So, what does this new way of resting actually look like? Be warned, at first, it may feel counter-intuitive, uncomfortable, or even a waste of time. But be assured, adding a bit of intentionality and thought to your weekend will ultimately make you more like Jesus.
1. Spend Time with Jesus Communion with Jesus is absolutely essential to finding true rest, because when we fail to set time aside for prayer and reading Scripture, we are forgetting the very source of life (John 14:6). What’s more, we cannot allow simply “going to church” during the weekend to check the box for our spiritual sustenance. God wants us to daily devote to knowing him more fully and that doesn’t somehow cease when we are “Sabbathing.” Consider coordinating a set time on your day of rest for communing with Jesus, either by yourself or as a family.
2. Turn Off Your Screens Our cellphones and laptops give us the option to be constantly distracted, constantly productive, and constantly consuming. And while some of these things may be necessary during the work week, none of them are compatible with true Sabbath rest. In order to slow down, focus on Jesus, and actually fill ourselves up, we are going to need to cease the endless refreshing of email and social media. Find a time where you will commit to being without your phone and keeping the TV off. It will be weird at first, but you will find more fulfilling means of communicating and consuming.
3. Cook and Enjoy a Good Meal There is a reason that Jesus spent so much time around meals. He knows that community and conversation naturally gravitate toward good food. Our Sabbath days should be the same. Resting well means thinking and caring about our physical bodies. A weekend filled with relaxation, great conversation, and intimacy with the Lord, can still prove unrestful if all you eat is fast food. The next time you have a day to rest, consider spending time in the kitchen with friends or family. If you don’t know how to cook, try an easy recipe or ask someone to teach you. Making a meal doesn’t have to be labor intensive for it to be incredibly worthwhile. The end result will fill up more than just your stomach.

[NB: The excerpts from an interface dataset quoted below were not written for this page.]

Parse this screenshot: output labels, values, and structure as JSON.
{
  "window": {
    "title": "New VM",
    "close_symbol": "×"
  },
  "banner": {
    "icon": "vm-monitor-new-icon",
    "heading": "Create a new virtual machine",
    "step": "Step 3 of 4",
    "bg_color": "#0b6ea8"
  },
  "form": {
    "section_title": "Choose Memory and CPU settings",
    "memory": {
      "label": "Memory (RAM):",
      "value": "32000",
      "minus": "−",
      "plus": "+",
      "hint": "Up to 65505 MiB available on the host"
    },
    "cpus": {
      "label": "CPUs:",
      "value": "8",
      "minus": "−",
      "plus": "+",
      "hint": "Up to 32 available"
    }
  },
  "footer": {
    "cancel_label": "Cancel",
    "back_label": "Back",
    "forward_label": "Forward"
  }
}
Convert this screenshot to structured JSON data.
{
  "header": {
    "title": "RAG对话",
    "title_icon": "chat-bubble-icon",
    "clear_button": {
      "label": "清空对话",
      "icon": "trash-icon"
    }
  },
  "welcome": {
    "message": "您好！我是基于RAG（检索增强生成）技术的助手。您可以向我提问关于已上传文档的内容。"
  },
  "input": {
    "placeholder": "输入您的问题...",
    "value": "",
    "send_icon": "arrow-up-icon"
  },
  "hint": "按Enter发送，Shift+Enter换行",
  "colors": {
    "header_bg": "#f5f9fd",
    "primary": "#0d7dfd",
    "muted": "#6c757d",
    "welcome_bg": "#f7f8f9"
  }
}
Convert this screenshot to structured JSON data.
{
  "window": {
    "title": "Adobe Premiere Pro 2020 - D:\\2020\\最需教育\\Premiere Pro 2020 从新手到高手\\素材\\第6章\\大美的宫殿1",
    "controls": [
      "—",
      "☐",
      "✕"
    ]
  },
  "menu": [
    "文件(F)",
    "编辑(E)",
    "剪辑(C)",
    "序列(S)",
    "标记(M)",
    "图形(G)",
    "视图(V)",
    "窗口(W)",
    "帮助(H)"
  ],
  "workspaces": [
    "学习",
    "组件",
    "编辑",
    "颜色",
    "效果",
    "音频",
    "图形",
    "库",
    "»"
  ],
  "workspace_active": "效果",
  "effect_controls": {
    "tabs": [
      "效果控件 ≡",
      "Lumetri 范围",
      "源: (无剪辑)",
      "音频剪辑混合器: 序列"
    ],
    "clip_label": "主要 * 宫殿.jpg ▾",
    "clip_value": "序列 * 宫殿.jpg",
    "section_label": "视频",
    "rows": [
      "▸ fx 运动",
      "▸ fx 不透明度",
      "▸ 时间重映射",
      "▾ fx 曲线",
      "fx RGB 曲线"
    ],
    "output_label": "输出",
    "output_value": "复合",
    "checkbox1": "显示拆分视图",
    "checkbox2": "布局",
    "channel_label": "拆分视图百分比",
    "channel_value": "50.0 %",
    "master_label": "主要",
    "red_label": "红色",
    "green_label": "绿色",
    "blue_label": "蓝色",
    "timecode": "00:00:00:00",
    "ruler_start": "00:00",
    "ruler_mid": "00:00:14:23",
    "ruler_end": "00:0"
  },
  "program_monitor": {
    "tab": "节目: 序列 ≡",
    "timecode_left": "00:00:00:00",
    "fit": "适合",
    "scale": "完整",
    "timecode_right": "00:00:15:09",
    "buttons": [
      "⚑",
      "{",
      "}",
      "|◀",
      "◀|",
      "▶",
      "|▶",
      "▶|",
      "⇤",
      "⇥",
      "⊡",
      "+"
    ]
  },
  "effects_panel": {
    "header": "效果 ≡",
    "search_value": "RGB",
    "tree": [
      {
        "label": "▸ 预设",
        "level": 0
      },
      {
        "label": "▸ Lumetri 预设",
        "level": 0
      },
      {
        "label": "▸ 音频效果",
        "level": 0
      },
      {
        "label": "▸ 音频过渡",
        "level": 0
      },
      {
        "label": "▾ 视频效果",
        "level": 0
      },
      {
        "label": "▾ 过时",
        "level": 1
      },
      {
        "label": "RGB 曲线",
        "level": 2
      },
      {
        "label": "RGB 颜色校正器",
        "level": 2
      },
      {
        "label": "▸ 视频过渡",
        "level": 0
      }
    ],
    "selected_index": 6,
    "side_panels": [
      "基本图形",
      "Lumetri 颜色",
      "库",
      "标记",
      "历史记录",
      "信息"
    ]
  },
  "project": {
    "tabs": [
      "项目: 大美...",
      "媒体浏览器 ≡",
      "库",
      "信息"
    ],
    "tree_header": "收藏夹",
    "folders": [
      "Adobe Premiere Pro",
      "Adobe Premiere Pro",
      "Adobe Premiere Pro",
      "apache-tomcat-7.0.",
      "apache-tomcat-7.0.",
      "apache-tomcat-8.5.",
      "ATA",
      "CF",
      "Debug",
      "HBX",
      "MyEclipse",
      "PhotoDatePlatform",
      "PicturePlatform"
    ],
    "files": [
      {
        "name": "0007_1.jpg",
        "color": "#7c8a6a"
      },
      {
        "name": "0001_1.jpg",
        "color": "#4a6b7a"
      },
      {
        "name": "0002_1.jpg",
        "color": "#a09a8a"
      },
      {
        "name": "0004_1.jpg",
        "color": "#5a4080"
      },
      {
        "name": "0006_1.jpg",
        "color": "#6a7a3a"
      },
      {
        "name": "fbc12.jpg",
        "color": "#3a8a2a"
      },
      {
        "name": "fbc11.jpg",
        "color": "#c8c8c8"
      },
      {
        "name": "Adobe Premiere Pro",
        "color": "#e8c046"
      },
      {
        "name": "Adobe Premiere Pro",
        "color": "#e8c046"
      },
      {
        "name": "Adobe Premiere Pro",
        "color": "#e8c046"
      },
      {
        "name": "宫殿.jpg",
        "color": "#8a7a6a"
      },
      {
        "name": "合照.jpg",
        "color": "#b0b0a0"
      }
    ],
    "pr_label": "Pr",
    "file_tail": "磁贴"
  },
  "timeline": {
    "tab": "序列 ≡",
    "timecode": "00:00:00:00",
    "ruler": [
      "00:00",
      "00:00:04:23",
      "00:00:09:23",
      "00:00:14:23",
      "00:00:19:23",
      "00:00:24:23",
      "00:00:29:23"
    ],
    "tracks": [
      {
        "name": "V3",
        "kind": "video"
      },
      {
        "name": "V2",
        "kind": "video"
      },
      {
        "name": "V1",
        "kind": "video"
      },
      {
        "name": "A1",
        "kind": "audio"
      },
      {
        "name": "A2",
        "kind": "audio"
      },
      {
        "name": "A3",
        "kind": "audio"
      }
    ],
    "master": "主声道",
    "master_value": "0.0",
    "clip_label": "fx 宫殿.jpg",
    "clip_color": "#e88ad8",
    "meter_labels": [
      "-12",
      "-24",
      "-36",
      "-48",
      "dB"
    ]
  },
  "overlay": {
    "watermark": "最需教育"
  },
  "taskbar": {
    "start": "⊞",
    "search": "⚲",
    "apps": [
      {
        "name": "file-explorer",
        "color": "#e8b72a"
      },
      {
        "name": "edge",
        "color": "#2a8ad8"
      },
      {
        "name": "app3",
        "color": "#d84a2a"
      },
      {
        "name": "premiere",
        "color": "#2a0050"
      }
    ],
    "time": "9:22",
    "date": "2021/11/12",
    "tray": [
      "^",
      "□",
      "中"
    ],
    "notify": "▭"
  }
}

4. Spend Time Outside The natural world is an incredible gift, but it’s easy for our rest to be completely detached from it. The comfort of air conditioning, couches, and televisions make staying inside feel all too tempting. However, if you are wanting a weekend to feel truly restful, try spending some amount of it outside. Go on a walk or a picnic. Find a trail you can explore with friends. Watch a sunset or listen to the birds. God crafted our world with beauty so that we might appreciate and give thanks to him. Stepping outside gives you a chance to cherish God’s good gifts.
5. Get Some Sleep It’s possible to have too much of a good thing. Don’t let staying up too late counteract all your rest. As the Sabbath comes to a close, be diligent to protect your sleep. If you feel the pressure to prepare for tomorrow, remember that tomorrow will have enough problems of its own (Matthew 6:34). Whatever practices you put into place for your Sabbath don’t turn them off at 8PM. Continue to let rest, communion with Jesus, and thoughtfulness define your day.
As you contemplate resting well, remember that the Sabbath is ultimately about Jesus. When we commune with God, it is his rest that we enter into (Hebrew 4:9-10). So, as you seek to rest, recharge, or relax, know that true restoration doesn’t come from a set of activities or from avoiding hard work. True restoration comes from Jesus.
Taking the Sabbath more seriously will eventually transform the other parts of your week. When you understand how you benefit from a rhythm of work and rest, you will start wanting to apply these things to your weekdays as well. The irony is that all of the practices above are beneficial every day of the week.